I thought to myself, of course she is able to do this amazing unit; that is all you have to do in your practicum! I am juggling 3 grades, with twice that in levels and adaptations, I coach, I take care of a home, I am so exhausted from all the work I do already, how can I possibly do MORE?!! I quickly realized that I was pissed off, not because this girl has it easy because that is not true, but because I care A LOT about the work I do and I feel a tremendous amount of responsibility to give my students the best possible education I can. I just want to find a way to reach all of my students, deliver all of the content, create lifelong learners and maintain excellent relationships with every student. Is that too much to ask? Am I just not good enough?
Depression, Reflection and Loneliness
I was upset. I felt sad and alone, because I was sure that no other teacher would have this kind of reaction to witnessing such a powerful learning opportunity. Somewhere between berating my abilities and wallowing in self pity, I started reflecting on my own teaching practices and the things that I can do well, and realized something… I am not doing so bad.
The Upward Turn
I started thinking about some of the new technology and engaging activities that I have introduced/explored with my students, from using Animoto, Edmodo, YouTube, Glogster EDU, edublogs, to performing comedy routines, hosting critical thinking contests, participating in online debates and group poetry; the list goes on. I started thinking about what I could do, instead of the things I couldn’t.
Reconstruction and Working Through
I began brainstorming ways that I could adapt the unit and the process to fit with my kids, the context of the school and the resources available to me. I started getting excited at the possibility of introducing them to something they have never done before, not only in terms of the final product and technology, but also in the process.
Acceptance and Hope
I realized that before I could truly open my eyes and begin learning from my peer, I had to accept that learning can be uncomfortable at first, it can be downright depressing! I started to think about how it might be possible that kids go through similar emotions when tackling a difficult story, or a new math problem. Do they see other kids going through the motions easily and get mad that they are not yet at the same level? Do they feel bad about their own abilities? With support, can I help them get to that “Upward Turn”? Something clicked for me; I am not alone, learning something new, especially those big learning moments, can be hard, it is a journey, for better or for worse. Now I am at the hopeful stage. I am going to give this unit a try, I have no doubt that it will be difficult, especially the first time around, but I know we can do it.
I will leave you with this final thought, you are not alone. Cliché yes, but also true. I encourage others to talk about, not only their successes but also the journey, including all of the hills and valleys that they encountered along the way. If we tell ourselves or others that new learning should be easy, or come naturally, we are bound to give up if it isn’t or doesn’t. As twisted as it sounds, I prefer to think about learning as grieving, I know I will go through some tough moments, but if I give myself time and the benefit of the doubt, I will pull through and be stronger for it.
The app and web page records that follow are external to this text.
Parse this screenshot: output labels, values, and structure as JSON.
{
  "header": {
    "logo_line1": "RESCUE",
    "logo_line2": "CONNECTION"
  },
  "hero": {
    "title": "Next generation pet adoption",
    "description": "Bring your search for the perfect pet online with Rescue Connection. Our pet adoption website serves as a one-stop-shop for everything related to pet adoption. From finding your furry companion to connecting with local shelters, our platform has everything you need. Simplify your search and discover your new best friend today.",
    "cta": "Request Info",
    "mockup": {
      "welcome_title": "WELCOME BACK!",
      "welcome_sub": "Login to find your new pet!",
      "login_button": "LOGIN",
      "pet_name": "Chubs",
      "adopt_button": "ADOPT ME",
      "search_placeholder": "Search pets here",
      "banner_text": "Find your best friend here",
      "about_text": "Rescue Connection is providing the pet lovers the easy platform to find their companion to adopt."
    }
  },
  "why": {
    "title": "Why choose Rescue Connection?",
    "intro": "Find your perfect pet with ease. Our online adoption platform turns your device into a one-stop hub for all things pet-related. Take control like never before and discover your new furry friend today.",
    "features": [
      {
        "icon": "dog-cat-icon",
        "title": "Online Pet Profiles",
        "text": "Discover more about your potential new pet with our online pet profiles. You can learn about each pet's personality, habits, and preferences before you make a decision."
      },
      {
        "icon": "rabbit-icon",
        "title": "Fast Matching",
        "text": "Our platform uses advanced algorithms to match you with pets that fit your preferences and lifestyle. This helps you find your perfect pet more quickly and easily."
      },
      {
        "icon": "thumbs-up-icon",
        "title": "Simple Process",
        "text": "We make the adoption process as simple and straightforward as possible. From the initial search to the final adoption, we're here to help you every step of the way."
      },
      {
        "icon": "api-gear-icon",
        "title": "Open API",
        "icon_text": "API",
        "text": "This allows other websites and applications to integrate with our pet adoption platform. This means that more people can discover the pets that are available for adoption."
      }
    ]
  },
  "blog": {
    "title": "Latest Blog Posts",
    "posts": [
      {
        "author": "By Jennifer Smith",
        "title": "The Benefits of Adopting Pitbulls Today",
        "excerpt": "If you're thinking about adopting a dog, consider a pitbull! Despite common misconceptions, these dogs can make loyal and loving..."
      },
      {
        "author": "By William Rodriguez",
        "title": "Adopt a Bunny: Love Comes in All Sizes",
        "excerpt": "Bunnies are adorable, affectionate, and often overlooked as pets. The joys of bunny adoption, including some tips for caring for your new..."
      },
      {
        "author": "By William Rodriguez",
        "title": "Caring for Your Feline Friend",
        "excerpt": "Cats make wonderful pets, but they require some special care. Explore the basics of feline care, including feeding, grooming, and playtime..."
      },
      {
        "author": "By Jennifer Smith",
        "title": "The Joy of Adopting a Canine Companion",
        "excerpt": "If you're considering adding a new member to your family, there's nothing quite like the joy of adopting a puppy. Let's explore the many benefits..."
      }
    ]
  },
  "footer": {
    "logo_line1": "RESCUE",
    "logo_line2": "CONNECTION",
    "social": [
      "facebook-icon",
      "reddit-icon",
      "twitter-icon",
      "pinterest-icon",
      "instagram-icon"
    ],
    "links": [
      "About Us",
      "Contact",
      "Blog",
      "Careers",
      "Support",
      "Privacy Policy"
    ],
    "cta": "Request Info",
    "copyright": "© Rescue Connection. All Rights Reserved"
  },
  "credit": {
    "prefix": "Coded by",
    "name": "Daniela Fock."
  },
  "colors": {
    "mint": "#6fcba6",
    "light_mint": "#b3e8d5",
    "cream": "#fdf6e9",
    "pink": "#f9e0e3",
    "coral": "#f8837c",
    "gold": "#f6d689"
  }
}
How does this relate to specifically to being a learning leader in the area of technology? Though the learning curve with technology is steep, being young and involved, I was naïve enough to think that nothing could scare me, but as I am learning, there is always something new – something better. We always have to be ready for that big scary plunge that takes us outside of our comfort zone, and to embrace all of the crazy feelings that are part of the package.